What you need to know about colorectal cancers

In 2020, colorectal cancers accounted for 8%, or 147,950, of new cancer cases, making them the fourth most common type of new cancers diagnosed in the U.S. (excluding skin cancers). 1Colon and rectal cancers, often referred together as “colorectal cancer,” share some important similarities — both affect parts of the large intestine, both frequently present as adenocarcinomas (a type of cancer that begins in cells that produce fluids such as mucus), and both start as growths called polyps.2 Colorectal cancers are the second leading cause of cancer-related death in the U.S. after lung cancer.1

Colorectal cancer cases are on the rise in young people.

The majority of colorectal cancers are diagnosed in people older than age 50, the age many experts recommend people with average risk begin screening.3

However, in 2017, American Cancer Society (ACS) researchers reported a disturbing increase in the number of cases diagnosed in younger people — namely, that people born in 1990 have double the risk of developing colon cancer and quadruple the risk of developing rectal cancer than people born in 1950. As a result, ACS lowered their recommended age for screening to 45 for people with average risk.4

While the rate of new cases for these diseases has been dropping overall — about 2.7% annually over the past decade, according to the National Cancer Institute — the ACS study revealed that this decline is largely fueled by older people. When they broke down the data, they found that incidence rates (rates of new cases) have actually been increasing to the tune of 1% to 2% each year for colon cancer in people ages 20 to 39 and 3% per year for rectal cancer in adults ages 20 to 29.4

As of 2020, 12% (or 18,000 cases) of colorectal cancer were estimated to be diagnosed in people younger than age 50.5

It’s not entirely clear why this increase is occurring, but it’s likely linked in part to obesity, poor diet and lack of exercise. To lower your risk, experts recommend4:

  • Regularly exercising
  • Eating a balanced diet (more whole grains, fruits and vegetables, and less red meat and processed meats)
  • Avoiding smoking and limiting alcohol consumption

In many cases, symptoms aren’t apparent in the earliest stages of the disease.
People younger than age 55 are 58% more likely to be diagnosed with late-stage cancer, in part because “cancer is typically not on the radar of young adults and their providers,” the authors of the ACS study said at the time.4

Early detection is critical and may prevent the disease entirely if precancerous polyps are found and removed. People should be vigilant about symptoms and discuss any concerns with their physician. Signs include:4

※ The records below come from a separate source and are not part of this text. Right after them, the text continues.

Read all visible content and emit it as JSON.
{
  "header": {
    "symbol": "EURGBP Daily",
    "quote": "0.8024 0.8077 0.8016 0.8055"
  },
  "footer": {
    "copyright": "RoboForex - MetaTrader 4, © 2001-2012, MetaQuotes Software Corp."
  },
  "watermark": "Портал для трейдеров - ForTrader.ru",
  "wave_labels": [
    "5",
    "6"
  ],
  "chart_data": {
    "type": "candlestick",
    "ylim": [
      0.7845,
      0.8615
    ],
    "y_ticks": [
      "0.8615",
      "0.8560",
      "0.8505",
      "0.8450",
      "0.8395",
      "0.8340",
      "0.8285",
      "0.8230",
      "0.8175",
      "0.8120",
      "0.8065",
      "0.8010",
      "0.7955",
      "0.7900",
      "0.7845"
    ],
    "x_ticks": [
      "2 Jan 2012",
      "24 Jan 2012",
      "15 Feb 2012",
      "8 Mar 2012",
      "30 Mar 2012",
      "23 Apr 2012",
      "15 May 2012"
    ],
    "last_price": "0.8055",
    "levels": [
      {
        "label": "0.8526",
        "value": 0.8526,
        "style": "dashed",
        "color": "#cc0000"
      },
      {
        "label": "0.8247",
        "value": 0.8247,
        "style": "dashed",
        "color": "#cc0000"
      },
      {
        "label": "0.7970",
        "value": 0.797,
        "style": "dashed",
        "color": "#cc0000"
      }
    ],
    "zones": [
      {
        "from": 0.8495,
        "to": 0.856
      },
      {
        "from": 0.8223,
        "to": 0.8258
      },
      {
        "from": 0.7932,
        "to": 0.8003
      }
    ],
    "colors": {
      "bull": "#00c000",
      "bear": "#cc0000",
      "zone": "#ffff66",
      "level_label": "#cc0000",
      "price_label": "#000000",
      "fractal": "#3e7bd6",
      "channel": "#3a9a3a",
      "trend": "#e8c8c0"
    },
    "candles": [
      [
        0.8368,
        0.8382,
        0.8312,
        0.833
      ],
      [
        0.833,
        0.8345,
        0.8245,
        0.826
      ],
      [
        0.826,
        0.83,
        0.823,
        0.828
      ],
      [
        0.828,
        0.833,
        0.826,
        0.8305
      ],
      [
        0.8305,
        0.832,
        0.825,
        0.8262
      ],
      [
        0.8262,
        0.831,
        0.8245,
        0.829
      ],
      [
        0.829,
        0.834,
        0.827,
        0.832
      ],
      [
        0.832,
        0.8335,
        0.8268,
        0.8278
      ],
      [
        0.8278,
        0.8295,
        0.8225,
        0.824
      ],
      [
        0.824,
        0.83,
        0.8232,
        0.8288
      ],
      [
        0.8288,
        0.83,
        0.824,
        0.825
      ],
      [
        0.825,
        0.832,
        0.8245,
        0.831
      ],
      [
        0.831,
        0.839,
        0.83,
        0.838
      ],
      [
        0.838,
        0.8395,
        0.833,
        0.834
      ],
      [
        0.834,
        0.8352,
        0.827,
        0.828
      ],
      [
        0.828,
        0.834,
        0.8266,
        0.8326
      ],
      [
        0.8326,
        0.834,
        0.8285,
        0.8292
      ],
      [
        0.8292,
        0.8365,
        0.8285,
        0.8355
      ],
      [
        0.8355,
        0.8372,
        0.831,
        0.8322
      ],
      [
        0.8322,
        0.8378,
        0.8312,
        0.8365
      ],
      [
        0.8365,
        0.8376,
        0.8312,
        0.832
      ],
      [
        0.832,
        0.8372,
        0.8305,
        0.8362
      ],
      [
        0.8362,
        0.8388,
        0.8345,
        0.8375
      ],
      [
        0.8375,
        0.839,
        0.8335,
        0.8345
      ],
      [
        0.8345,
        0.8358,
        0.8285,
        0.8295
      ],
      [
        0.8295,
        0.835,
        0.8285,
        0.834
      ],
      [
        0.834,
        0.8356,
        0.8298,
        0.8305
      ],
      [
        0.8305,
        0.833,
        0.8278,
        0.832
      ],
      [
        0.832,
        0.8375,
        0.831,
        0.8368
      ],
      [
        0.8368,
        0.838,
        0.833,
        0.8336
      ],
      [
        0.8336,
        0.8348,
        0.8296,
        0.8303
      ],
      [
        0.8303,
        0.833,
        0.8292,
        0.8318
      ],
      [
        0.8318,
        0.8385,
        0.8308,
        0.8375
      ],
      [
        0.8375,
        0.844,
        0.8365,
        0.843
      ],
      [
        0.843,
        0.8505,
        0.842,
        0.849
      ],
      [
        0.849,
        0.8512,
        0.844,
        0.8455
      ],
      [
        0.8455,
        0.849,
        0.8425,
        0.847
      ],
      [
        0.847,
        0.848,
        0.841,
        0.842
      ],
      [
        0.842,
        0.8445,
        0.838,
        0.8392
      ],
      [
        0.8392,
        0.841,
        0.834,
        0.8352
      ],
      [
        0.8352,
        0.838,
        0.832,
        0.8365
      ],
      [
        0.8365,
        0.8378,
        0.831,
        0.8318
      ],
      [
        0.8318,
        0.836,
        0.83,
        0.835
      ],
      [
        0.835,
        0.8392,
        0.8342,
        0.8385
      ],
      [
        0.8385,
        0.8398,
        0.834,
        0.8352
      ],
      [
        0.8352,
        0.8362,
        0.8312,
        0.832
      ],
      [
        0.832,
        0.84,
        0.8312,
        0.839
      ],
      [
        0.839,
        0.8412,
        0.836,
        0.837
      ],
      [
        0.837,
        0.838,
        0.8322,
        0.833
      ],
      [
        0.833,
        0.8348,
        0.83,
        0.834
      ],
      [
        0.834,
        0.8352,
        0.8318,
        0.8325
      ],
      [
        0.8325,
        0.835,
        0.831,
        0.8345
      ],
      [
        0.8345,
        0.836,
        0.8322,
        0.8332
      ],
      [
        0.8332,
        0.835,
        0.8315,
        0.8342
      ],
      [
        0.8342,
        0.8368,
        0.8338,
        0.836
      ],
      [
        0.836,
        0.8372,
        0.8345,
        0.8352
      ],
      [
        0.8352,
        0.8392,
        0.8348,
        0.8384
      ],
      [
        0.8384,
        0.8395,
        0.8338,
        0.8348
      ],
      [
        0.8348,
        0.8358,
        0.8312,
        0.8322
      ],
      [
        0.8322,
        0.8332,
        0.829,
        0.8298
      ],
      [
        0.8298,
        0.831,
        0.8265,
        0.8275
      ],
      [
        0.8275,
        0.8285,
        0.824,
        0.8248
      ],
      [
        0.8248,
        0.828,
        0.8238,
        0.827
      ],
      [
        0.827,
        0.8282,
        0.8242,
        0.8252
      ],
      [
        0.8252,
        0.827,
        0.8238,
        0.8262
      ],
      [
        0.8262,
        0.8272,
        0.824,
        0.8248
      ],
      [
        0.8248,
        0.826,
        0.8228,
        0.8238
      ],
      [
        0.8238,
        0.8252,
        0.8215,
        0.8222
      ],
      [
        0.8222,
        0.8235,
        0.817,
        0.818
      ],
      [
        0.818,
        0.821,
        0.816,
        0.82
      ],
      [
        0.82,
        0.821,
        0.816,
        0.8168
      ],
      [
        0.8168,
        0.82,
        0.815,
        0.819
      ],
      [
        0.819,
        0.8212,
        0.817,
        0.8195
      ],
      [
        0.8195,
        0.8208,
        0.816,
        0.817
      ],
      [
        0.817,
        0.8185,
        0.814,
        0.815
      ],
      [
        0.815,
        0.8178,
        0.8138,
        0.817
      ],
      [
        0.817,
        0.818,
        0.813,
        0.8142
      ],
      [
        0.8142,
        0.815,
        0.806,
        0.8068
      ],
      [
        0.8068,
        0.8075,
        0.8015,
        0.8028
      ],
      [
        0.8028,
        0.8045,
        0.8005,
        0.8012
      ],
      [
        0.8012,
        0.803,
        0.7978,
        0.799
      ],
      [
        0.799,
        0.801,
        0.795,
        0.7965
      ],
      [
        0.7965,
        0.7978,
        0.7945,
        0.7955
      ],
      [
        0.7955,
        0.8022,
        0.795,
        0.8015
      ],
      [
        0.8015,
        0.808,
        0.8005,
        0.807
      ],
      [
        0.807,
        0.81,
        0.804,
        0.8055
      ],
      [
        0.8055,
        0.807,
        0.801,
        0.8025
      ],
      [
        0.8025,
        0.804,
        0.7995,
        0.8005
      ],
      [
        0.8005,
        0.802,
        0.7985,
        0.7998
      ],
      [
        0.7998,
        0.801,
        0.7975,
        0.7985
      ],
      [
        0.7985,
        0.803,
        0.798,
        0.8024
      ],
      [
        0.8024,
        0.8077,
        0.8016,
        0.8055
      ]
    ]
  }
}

  • A prolonged change in bowel habits
  • Cramping or abdominal pain
  • Rectal bleeding, blood in the stool or dark stools
  • A feeling that you have to go that is not alleviated by a bowel movement
  • Weakness, fatigue or unintended weight loss

Experts recommend talking to your doctor if you have a family history of colorectal cancers. Due to a higher incidence of developing colorectal cancers, many experts also recommend African Americans begin screening early at age 45.6

Read more about colorectal cancer research at Van Andel Institute at the links below:




1 National Cancer Institute Surveillance, Epidemiology, and End Results Program. Cancer Stat Facts: Common Cancer Sites. Accessed February 9, 2021. seer.cancer.gov/statfacts/html/common.html

2 National Cancer Institute. Colorectal Cancer — Patient Version. Accessed February 9, 2021.  www.cancer.gov/types/colorectal

3 Centers for Disease Control and Prevention. Colorectal Cancer Screening Tests. Updated: February 10, 2020. Retrieved February 9, 2021. www.cdc.gov/cancer/colorectal/basic_info/screening/tests.htm

4 Study finds sharp rise in colon cancer and rectal cancer rates among young adults. American Cancer Society. February 28, 2017. Accessed February 9, 2021. www.cancer.org/latest-news/study-finds-sharp-rise-in-colon-cancer-and-rectal-cancer-rates-among-young-adults.html

5 American Cancer Society. Colorectal cancer rates rise in younger adults. March, 5, 2020. Accessed February 9, 2021. www.cancer.org/latest-news/colorectal-cancer-rates-rise-in-younger-adults.html

6 American Cancer Society. Colorectal cancer rates higher in African Americans, rising in younger people. September 3, 2020. Accessed February 9, 2021.